|Back to Index|
RUSSIA and the Chilean model
From Moscow, Cameron Sawyer answers Bill Ratliff about the Chilean model: "Even I, ignorant as I am about Latin American affairs, know about the social disturbances having been quelled by military force in Chile prior to the full establishment of the Pinochet regime. But Russians know themselves that you can put down social disturbances temporarily with force – they have plenty of experience in their history. What interests them is why, instead of flaring up again, Chile straightened out. I doubt that anyone thinks that this has anything to do with force. The common view here is that effective market reforms in Chile gradually healed the economy (naturally, with ups and downs, it just doesn’t happen any other way), and that the political and social problems of a society whose economy is growing are vastly more solvable than those of a society mired in poverty. The other salutary effect of a growing economy is that by giving an opportunity for the powerful and ambitious (who exist in every society) to earn money in an honest way, it reduces the tendency of these elements to enrich themselves by theft and corruption.
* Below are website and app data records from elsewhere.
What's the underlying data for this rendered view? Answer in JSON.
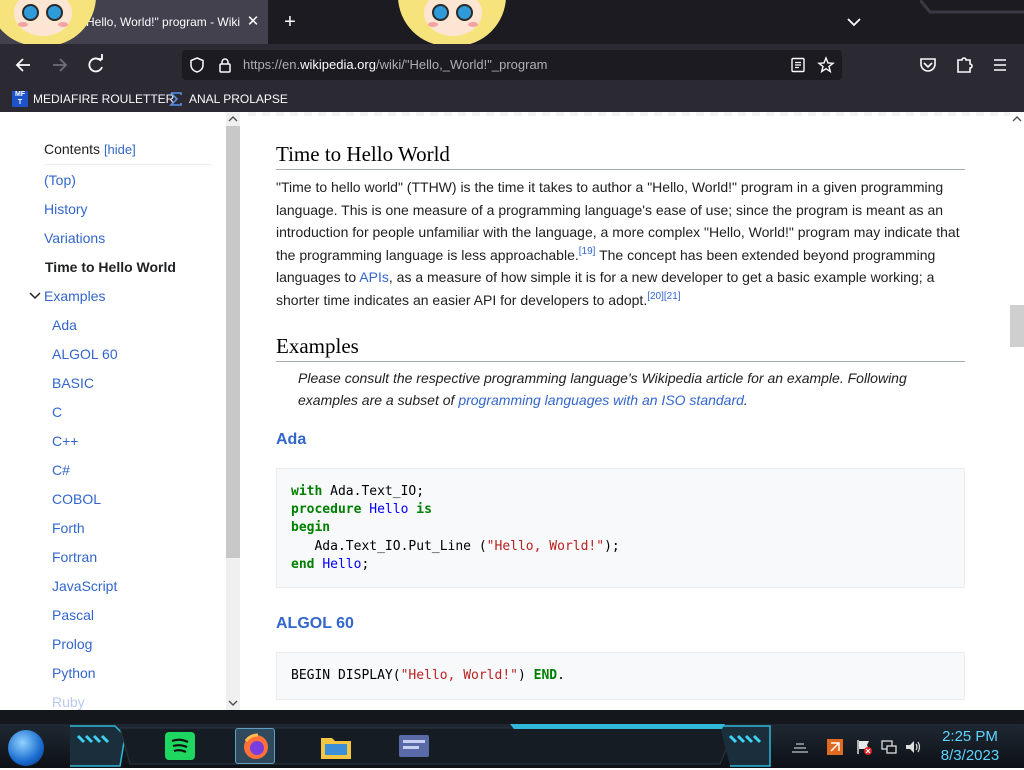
{
  "browser": {
    "tab_title": "Hello, World!\" program - Wiki",
    "tab_close": "✕",
    "new_tab": "+",
    "url_prefix": "https://en.",
    "url_domain": "wikipedia.org",
    "url_path": "/wiki/\"Hello,_World!\"_program",
    "bookmarks": [
      "MEDIAFIRE ROULETTER",
      "ANAL PROLAPSE"
    ],
    "bookmark_icon_text": "MF\nT"
  },
  "toc": {
    "heading": "Contents",
    "hide": "[hide]",
    "items": [
      {
        "label": "(Top)"
      },
      {
        "label": "History"
      },
      {
        "label": "Variations"
      },
      {
        "label": "Time to Hello World",
        "current": true
      },
      {
        "label": "Examples",
        "expanded": true
      },
      {
        "label": "Ada"
      },
      {
        "label": "ALGOL 60"
      },
      {
        "label": "BASIC"
      },
      {
        "label": "C"
      },
      {
        "label": "C++"
      },
      {
        "label": "C#"
      },
      {
        "label": "COBOL"
      },
      {
        "label": "Forth"
      },
      {
        "label": "Fortran"
      },
      {
        "label": "JavaScript"
      },
      {
        "label": "Pascal"
      },
      {
        "label": "Prolog"
      },
      {
        "label": "Python"
      },
      {
        "label": "Ruby"
      }
    ]
  },
  "article": {
    "section1_heading": "Time to Hello World",
    "para1_a": "\"Time to hello world\" (TTHW) is the time it takes to author a \"Hello, World!\" program in a given programming language. This is one measure of a programming language's ease of use; since the program is meant as an introduction for people unfamiliar with the language, a more complex \"Hello, World!\" program may indicate that the programming language is less approachable.",
    "ref19": "[19]",
    "para1_b": " The concept has been extended beyond programming languages to ",
    "apis_link": "APIs",
    "para1_c": ", as a measure of how simple it is for a new developer to get a basic example working; a shorter time indicates an easier API for developers to adopt.",
    "ref20": "[20]",
    "ref21": "[21]",
    "section2_heading": "Examples",
    "hatnote_a": "Please consult the respective programming language's Wikipedia article for an example. Following examples are a subset of ",
    "hatnote_link": "programming languages with an ISO standard",
    "hatnote_b": ".",
    "ada_heading": "Ada",
    "ada_code": {
      "l1_kw": "with",
      "l1_rest": " Ada.Text_IO;",
      "l2_kw": "procedure",
      "l2_name": "Hello",
      "l2_kw2": "is",
      "l3_kw": "begin",
      "l4_pre": "   Ada.Text_IO.Put_Line (",
      "l4_str": "\"Hello, World!\"",
      "l4_post": ");",
      "l5_kw": "end",
      "l5_name": "Hello",
      "l5_post": ";"
    },
    "algol_heading": "ALGOL 60",
    "algol_code": {
      "pre": "BEGIN DISPLAY(",
      "str": "\"Hello, World!\"",
      "mid": ") ",
      "kw": "END",
      "post": "."
    }
  },
  "taskbar": {
    "time": "2:25 PM",
    "date": "8/3/2023"
  },
  "colors": {
    "link": "#3366cc",
    "toolbar": "#2b2a33",
    "tabstrip": "#1c1b22"
  }
}
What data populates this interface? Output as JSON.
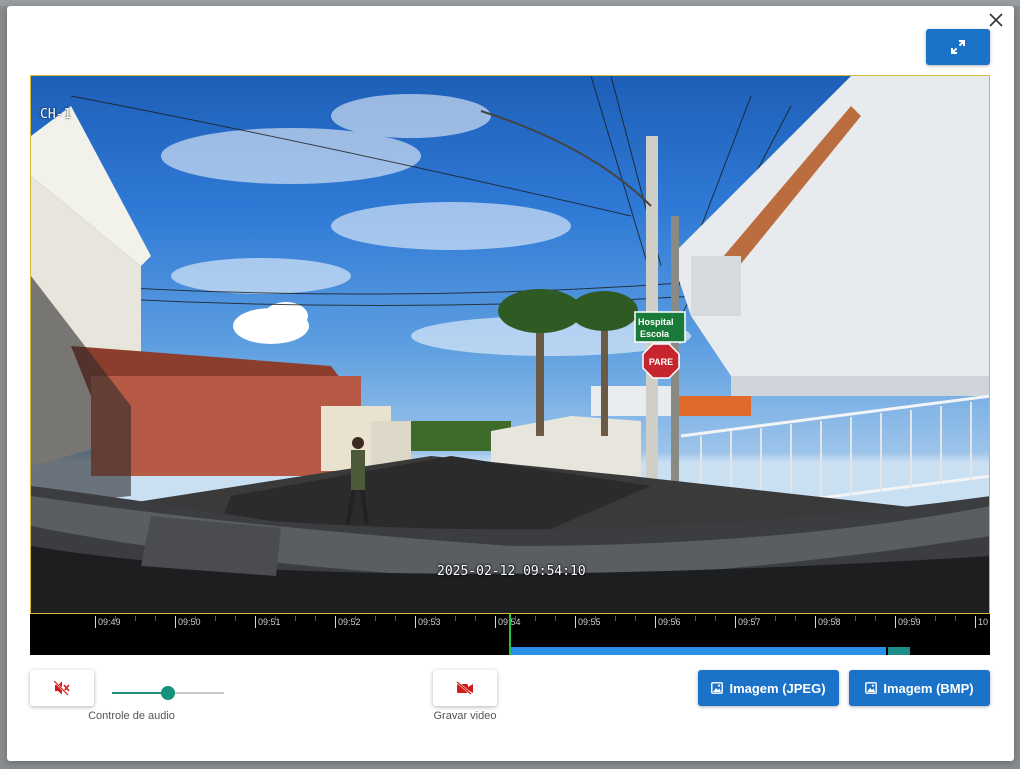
{
  "video": {
    "channel": "CH-1",
    "timestamp": "2025-02-12 09:54:10",
    "scene": {
      "sign_street_line1": "Hospital",
      "sign_street_line2": "Escola",
      "sign_stop": "PARE"
    }
  },
  "timeline": {
    "ticks": [
      "09:49",
      "09:50",
      "09:51",
      "09:52",
      "09:53",
      "09:54",
      "09:55",
      "09:56",
      "09:57",
      "09:58",
      "09:59",
      "10"
    ],
    "playhead_time": "09:54:10"
  },
  "controls": {
    "audio_caption": "Controle de audio",
    "audio_volume_fraction": 0.5,
    "record_caption": "Gravar video",
    "jpeg_label": "Imagem (JPEG)",
    "bmp_label": "Imagem (BMP)"
  },
  "icons": {
    "close": "close-icon",
    "fullscreen": "expand-icon",
    "mute": "volume-mute-icon",
    "record": "video-off-icon",
    "image": "image-icon"
  },
  "colors": {
    "primary": "#1a73c8",
    "accent_red": "#d11a1a",
    "slider": "#14927d",
    "playhead": "#23c443",
    "recorded": "#2a8fe6",
    "video_border": "#d9b73b"
  }
}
This model is attractive, and I suppose probably right, but I am not sure that it is unambiguously proved by history. Few non-Marxist historians of Russia have paid much attention to the economic factors in the evolution of Russian politics leading up to the Bolshevik coup of 1917, and in fact the period of 1900-1917 in Russia seems to contradict the Chilean experience. In fact, Russia at the turn of the century was the fastest growing economy in Europe (as she is today, ironically enough), having completed the transition from a very poor and medievally agricultural economy at the time of the liberation of the serfs in 1861 to an advanced industrial economy by the 1890’s, getting through a whole industrial revolution in just 30 years, which brought with it an amazingly rapid rise in wealth. But rising wealth for some reason did not create social peace; at least it did not prevent anarchists and Communists and other radicals from causing very serious problems. It seems hard to believe that the troubles of 1905 can be entirely attributed to the failed war against Japan, or to the pernicious activities of radicals. Something seems to have been wrong with society which wealth did not fix. Could it have been the autocratic rule of Nicholas II? But Nicholas was a benign and gentle ruler, widely beloved among the population (don’t believe what the Communists wrote about him later). And after 1905, Nicholas created a parliament and introduced some democratic principles. It is hard to understand.
Be all that as it may, Russia today is indeed following the Chilean model (as Russians understand that model) – first and foremost total dedication to "radical, comprehensive and sustained move toward free markets," in Pinera’s words. With the economy growing, the model seems to be working so far. Despite all of the hardships of the past 10 years, there is indeed social peace so far, democracy seems to be working so far, and there is a broad consensus behind the path of reform.
Ronald Hilton - 6/30/02